There is a fascinating study that just came out and I recommend you taking a read at the summary article here. You will find that it highlights and debunks some common myths regarding the spirituality of the emerging adult generation. I wanted to key in on one of the myths (after the jump):
Myth 2: Emerging adults reject their parents’ religious influence.
As children approach the teenage years, their parents anticipate conflict. Because many parents worry about dragging their teens to church against their will, many resign themselves to parental irrelevance. Yet Smith and Snell find that most emerging adults fall into their parents’ religious patterns one way or another. Still, parents are slow to realize they need to change how they relate to foster maturity and independence.
“So just at the time when teenagers most need engaged parents to help them work out a whole series of big questions about what they believe, think, value, feel, are committed to, and want to be and become, in many cases, their parents are withdrawing from them,” Smith and Snell lament.

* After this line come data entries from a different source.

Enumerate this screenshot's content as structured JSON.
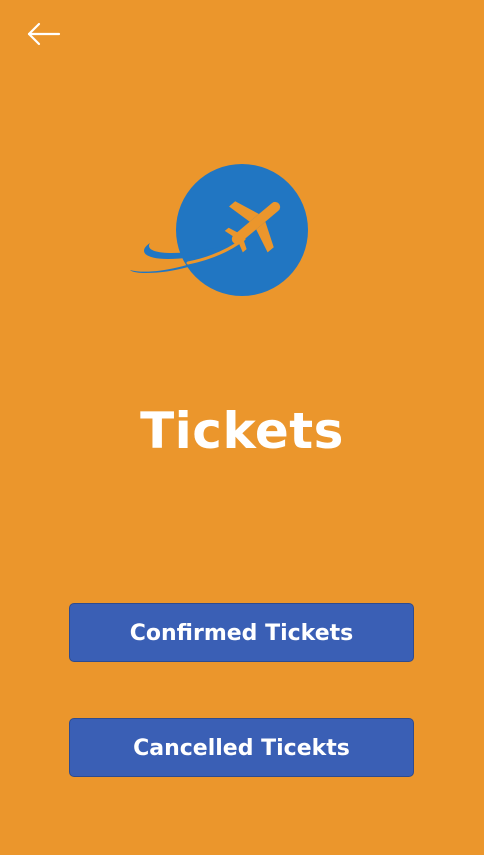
{
  "header": {
    "back_icon": "arrow-left-icon"
  },
  "logo": {
    "icon": "airplane-globe-icon",
    "circle_color": "#2176C2",
    "plane_color": "#EB962C"
  },
  "main": {
    "title": "Tickets"
  },
  "actions": {
    "confirmed_label": "Confirmed Tickets",
    "cancelled_label": "Cancelled Ticekts"
  },
  "colors": {
    "background": "#EB962C",
    "button": "#3A5FB5",
    "text": "#FFFFFF"
  }
}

Consider what this means. Instead of walking away from your kid during their teen years to “give them space” you need to engage with them on an even deeper level. To do so though requires that you are willing to begin the process of seeing them as peers. At this time in their lives they don’t need you hand holding, coddling, or preaching at them. They need you to engage them as you would other adults and talk with them about where they are in their journey and come alongside them in it. Finally, they need to see you living out your faith authentically.